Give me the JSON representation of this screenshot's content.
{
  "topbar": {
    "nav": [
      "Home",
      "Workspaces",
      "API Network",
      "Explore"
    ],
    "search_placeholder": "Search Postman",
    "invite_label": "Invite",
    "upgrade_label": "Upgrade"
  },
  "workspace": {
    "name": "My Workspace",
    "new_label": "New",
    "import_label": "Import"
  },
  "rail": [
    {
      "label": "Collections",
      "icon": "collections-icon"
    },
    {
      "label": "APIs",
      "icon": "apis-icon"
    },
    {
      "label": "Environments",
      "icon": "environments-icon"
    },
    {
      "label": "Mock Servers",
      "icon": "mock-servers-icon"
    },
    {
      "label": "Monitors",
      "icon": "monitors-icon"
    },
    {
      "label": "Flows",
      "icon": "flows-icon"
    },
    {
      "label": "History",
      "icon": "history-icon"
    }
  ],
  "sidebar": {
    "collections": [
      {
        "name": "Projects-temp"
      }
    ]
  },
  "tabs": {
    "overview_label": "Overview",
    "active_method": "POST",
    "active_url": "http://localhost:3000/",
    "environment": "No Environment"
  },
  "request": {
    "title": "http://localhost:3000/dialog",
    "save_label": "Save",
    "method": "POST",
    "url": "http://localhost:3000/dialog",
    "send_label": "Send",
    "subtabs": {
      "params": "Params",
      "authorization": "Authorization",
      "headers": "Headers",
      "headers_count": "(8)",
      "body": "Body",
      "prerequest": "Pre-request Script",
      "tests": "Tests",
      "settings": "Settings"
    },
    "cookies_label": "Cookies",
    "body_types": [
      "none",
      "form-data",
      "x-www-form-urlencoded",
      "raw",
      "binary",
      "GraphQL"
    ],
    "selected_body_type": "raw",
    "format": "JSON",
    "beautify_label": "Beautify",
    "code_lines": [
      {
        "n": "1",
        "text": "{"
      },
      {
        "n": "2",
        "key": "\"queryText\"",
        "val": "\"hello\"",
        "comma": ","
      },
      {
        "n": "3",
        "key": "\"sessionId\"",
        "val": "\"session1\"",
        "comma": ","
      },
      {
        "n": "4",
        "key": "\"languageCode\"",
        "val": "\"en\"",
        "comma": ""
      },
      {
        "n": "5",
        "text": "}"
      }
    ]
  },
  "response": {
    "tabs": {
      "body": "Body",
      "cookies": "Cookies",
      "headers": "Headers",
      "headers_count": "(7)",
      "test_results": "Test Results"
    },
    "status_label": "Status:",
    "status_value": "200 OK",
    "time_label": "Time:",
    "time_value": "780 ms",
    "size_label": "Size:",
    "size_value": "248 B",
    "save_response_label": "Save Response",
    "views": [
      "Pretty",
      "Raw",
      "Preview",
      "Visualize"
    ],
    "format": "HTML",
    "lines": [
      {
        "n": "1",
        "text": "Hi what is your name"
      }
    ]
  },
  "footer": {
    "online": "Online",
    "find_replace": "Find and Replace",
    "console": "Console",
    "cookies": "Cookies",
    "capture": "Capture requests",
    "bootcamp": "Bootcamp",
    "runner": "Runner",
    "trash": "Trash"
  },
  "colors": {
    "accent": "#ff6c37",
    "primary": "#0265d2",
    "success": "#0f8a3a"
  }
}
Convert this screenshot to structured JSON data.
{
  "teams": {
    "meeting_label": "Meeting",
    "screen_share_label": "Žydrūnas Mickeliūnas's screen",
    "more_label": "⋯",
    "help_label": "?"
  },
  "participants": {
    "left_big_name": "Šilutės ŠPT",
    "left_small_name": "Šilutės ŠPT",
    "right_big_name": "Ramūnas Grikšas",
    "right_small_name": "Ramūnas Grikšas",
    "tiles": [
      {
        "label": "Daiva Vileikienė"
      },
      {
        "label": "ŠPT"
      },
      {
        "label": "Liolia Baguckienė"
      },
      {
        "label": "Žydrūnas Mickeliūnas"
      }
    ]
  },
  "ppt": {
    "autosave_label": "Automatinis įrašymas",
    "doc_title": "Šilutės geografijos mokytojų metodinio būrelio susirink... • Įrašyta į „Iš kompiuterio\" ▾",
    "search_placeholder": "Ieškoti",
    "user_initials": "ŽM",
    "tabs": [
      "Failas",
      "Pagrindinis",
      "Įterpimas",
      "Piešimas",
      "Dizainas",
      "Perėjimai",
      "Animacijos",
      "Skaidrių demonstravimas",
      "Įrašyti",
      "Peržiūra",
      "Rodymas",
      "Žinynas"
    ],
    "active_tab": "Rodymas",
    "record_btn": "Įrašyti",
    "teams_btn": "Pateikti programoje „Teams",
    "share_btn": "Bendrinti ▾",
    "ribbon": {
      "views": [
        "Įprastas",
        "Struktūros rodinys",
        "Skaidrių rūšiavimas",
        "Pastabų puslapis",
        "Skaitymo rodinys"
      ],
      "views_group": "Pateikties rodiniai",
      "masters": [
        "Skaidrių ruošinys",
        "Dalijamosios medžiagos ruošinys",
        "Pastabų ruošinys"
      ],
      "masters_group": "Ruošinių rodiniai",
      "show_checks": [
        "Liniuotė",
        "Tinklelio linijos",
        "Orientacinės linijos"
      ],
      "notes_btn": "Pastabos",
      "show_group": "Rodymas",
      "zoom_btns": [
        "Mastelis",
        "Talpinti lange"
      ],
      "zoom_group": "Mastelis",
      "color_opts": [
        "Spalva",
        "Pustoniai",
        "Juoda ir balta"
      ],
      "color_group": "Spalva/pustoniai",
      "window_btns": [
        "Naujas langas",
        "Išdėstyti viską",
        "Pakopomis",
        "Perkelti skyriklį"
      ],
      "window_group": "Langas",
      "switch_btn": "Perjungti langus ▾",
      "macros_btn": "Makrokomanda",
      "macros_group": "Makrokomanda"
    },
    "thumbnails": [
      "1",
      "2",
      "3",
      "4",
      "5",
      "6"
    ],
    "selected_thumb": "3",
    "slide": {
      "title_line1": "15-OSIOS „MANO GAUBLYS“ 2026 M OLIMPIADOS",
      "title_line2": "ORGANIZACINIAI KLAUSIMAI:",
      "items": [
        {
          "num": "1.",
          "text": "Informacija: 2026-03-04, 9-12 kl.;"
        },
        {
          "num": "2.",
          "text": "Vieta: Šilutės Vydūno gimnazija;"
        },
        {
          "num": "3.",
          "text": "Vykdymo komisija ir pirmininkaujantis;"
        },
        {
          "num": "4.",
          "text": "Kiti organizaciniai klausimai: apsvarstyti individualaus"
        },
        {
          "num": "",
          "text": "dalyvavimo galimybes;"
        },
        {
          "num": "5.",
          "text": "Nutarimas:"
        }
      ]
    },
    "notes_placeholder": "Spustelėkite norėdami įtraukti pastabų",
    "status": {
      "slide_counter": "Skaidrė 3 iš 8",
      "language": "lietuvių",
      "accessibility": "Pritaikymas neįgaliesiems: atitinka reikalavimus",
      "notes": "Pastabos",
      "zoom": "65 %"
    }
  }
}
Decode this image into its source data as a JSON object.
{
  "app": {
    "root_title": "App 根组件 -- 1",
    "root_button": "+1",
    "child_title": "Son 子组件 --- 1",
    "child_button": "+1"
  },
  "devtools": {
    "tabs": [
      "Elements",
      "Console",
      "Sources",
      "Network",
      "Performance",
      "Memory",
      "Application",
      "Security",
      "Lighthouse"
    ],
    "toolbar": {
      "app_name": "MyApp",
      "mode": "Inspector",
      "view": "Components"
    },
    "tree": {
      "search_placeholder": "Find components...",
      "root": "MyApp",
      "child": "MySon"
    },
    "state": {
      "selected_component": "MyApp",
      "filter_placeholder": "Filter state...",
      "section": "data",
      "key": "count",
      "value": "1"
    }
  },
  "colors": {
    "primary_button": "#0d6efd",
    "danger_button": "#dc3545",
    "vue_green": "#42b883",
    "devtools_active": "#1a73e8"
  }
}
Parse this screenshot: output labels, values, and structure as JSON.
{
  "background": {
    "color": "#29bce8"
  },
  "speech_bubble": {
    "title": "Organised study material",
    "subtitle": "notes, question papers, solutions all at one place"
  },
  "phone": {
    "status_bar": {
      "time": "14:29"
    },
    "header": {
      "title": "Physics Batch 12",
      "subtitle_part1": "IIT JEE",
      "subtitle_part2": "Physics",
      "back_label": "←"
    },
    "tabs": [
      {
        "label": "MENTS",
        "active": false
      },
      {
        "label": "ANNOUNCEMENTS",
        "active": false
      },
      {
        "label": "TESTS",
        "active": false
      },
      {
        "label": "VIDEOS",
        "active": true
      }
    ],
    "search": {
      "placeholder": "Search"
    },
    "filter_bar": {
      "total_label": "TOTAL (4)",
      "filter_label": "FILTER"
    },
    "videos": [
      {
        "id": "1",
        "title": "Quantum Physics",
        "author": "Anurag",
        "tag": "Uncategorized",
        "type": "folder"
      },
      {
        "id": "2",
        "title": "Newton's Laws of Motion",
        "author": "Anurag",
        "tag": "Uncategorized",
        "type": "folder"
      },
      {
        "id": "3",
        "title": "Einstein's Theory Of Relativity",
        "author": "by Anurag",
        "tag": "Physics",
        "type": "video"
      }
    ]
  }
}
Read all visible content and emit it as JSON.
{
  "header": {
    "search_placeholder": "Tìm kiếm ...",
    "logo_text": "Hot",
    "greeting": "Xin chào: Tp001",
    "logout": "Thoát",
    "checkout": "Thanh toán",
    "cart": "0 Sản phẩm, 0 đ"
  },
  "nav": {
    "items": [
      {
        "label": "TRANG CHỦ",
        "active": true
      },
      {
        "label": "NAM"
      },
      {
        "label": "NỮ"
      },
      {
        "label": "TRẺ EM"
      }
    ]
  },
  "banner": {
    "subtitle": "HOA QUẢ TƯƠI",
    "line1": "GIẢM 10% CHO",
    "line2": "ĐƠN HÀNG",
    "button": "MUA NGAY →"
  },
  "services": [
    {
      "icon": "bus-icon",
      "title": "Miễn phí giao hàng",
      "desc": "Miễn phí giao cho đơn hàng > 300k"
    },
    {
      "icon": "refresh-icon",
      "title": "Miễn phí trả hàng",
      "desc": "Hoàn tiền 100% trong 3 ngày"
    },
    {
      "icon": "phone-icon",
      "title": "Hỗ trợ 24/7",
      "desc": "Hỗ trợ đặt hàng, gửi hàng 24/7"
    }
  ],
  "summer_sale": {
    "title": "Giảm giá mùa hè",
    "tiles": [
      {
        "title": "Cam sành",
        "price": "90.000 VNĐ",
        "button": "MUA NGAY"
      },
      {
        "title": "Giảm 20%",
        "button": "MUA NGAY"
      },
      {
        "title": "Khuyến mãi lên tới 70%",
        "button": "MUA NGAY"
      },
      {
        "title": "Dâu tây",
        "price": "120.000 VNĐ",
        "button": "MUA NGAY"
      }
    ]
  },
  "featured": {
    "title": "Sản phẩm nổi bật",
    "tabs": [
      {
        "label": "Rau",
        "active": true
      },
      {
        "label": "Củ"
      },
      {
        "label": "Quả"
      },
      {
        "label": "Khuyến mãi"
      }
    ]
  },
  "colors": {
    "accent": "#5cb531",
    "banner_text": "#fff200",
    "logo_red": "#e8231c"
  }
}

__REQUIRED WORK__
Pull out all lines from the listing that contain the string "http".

__ANSWER SPACE__
    "active_url": "http://localhost:3000/",
    "title": "http://localhost:3000/dialog",
    "url": "http://localhost:3000/dialog",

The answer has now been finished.